by Dara Lurie
One image, simple and clean; a solitary figure on a country road, retreating from view. Air hums, light shimmers, figure diminishes.
It’s the dream, John Gardner says, the rich and vivid play of the mind. Words, language capture and contain the dream. You drink it in, are immersed, swimming in the rhythms of sound pictures washing your mind and senses.
It’s the writer’s obligation to convince the reader……says Gardner. How?
You follow that single retreating figure, shimmering. You follow.
Did you notice?
Sound and image point the way. Where?
Down the shimmering path, with the solitary figure moving towards a white-hot diminishing point.
We protect ourselves, Robert Olen Butler says. We turn away from the moment-to-moment sensual experience because it isn’t safe. We place it at a safe distance by shaping it into a manageable idea. The artist cannot find her art in her mind. Art comes from the place where we dream.
You follow the solitary figure retreating towards the diminishing horizon; the white-hot center. Entering, your body clicks, engaged, held in a complete moment of dream-space.
Words hide the world, Steven Millhauser wrote. They blur together elements that exist apart or break elements into pieces, bind up the world, contract it into tiny little pellets of perception. But the unbound world – the world behind the world – how fluid it is – how lovely and dangerous.
You move down a city street, senses overwhelmed with faces and their expressions, bodies, colors and attitudes; objects all streaming towards and around you.
(photo above and top photo by Kevin Thomas)
Sitting down to write, fingers poised over keyboard, how do you move onto this shimmering path, into the streaming of sounds and images?
Where does it exist, what are the coordinates of this shimmering place?
It’s inside you, Konstantin Stanislavsky said. Craft and technique are necessary but they are downstream from where the performance begins.
So, where do you begin?
With one image, simple and clean.
Notice one moment each day when your senses come alive, your emotions become engaged and alert. It’s not important what emotion you notice, terror, joy, disgust, compassion or something else, it’s important that the emotion be sharp and clear in your mind and body.

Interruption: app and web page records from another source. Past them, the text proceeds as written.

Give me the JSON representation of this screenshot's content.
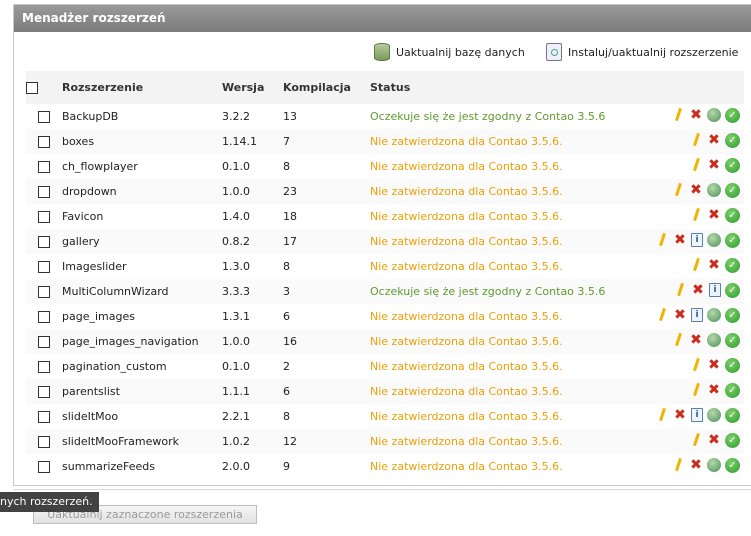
{
  "panel": {
    "title": "Menadżer rozszerzeń"
  },
  "toolbar": {
    "update_db_label": "Uaktualnij bazę danych",
    "install_label": "Instaluj/uaktualnij rozszerzenie"
  },
  "table": {
    "headers": {
      "name": "Rozszerzenie",
      "version": "Wersja",
      "build": "Kompilacja",
      "status": "Status"
    },
    "rows": [
      {
        "name": "BackupDB",
        "version": "3.2.2",
        "build": "13",
        "status": "Oczekuje się że jest zgodny z Contao 3.5.6",
        "status_type": "ok",
        "actions": [
          "edit",
          "delete",
          "update",
          "ok"
        ]
      },
      {
        "name": "boxes",
        "version": "1.14.1",
        "build": "7",
        "status": "Nie zatwierdzona dla Contao 3.5.6.",
        "status_type": "warn",
        "actions": [
          "edit",
          "delete",
          "ok"
        ]
      },
      {
        "name": "ch_flowplayer",
        "version": "0.1.0",
        "build": "8",
        "status": "Nie zatwierdzona dla Contao 3.5.6.",
        "status_type": "warn",
        "actions": [
          "edit",
          "delete",
          "ok"
        ]
      },
      {
        "name": "dropdown",
        "version": "1.0.0",
        "build": "23",
        "status": "Nie zatwierdzona dla Contao 3.5.6.",
        "status_type": "warn",
        "actions": [
          "edit",
          "delete",
          "update",
          "ok"
        ]
      },
      {
        "name": "Favicon",
        "version": "1.4.0",
        "build": "18",
        "status": "Nie zatwierdzona dla Contao 3.5.6.",
        "status_type": "warn",
        "actions": [
          "edit",
          "delete",
          "ok"
        ]
      },
      {
        "name": "gallery",
        "version": "0.8.2",
        "build": "17",
        "status": "Nie zatwierdzona dla Contao 3.5.6.",
        "status_type": "warn",
        "actions": [
          "edit",
          "delete",
          "info",
          "update",
          "ok"
        ]
      },
      {
        "name": "Imageslider",
        "version": "1.3.0",
        "build": "8",
        "status": "Nie zatwierdzona dla Contao 3.5.6.",
        "status_type": "warn",
        "actions": [
          "edit",
          "delete",
          "ok"
        ]
      },
      {
        "name": "MultiColumnWizard",
        "version": "3.3.3",
        "build": "3",
        "status": "Oczekuje się że jest zgodny z Contao 3.5.6",
        "status_type": "ok",
        "actions": [
          "edit",
          "delete",
          "info",
          "ok"
        ]
      },
      {
        "name": "page_images",
        "version": "1.3.1",
        "build": "6",
        "status": "Nie zatwierdzona dla Contao 3.5.6.",
        "status_type": "warn",
        "actions": [
          "edit",
          "delete",
          "info",
          "update",
          "ok"
        ]
      },
      {
        "name": "page_images_navigation",
        "version": "1.0.0",
        "build": "16",
        "status": "Nie zatwierdzona dla Contao 3.5.6.",
        "status_type": "warn",
        "actions": [
          "edit",
          "delete",
          "update",
          "ok"
        ]
      },
      {
        "name": "pagination_custom",
        "version": "0.1.0",
        "build": "2",
        "status": "Nie zatwierdzona dla Contao 3.5.6.",
        "status_type": "warn",
        "actions": [
          "edit",
          "delete",
          "ok"
        ]
      },
      {
        "name": "parentslist",
        "version": "1.1.1",
        "build": "6",
        "status": "Nie zatwierdzona dla Contao 3.5.6.",
        "status_type": "warn",
        "actions": [
          "edit",
          "delete",
          "ok"
        ]
      },
      {
        "name": "slideItMoo",
        "version": "2.2.1",
        "build": "8",
        "status": "Nie zatwierdzona dla Contao 3.5.6.",
        "status_type": "warn",
        "actions": [
          "edit",
          "delete",
          "info",
          "update",
          "ok"
        ]
      },
      {
        "name": "slideItMooFramework",
        "version": "1.0.2",
        "build": "12",
        "status": "Nie zatwierdzona dla Contao 3.5.6.",
        "status_type": "warn",
        "actions": [
          "edit",
          "delete",
          "ok"
        ]
      },
      {
        "name": "summarizeFeeds",
        "version": "2.0.0",
        "build": "9",
        "status": "Nie zatwierdzona dla Contao 3.5.6.",
        "status_type": "warn",
        "actions": [
          "edit",
          "delete",
          "update",
          "ok"
        ]
      }
    ]
  },
  "colors": {
    "status_ok": "#5f9a2f",
    "status_warn": "#e8a10a",
    "header_bar": "#8a8a8a"
  },
  "tooltip": {
    "text": "nych rozszerzeń."
  },
  "footer": {
    "submit_label": "Uaktualnij zaznaczone rozszerzenia"
  }
}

Describe that moment in detail. One image, simple and clean. Then another and another. Keep going until you’ve got it all. Don’t filter things out. Describe everything. Filter later.
As you write, notice your breathing, filling your body and expanding your borders. Breathe from the center of your body to the center of your image.
You are there, on that shimmering path, disappearing into the white-hot center of your image.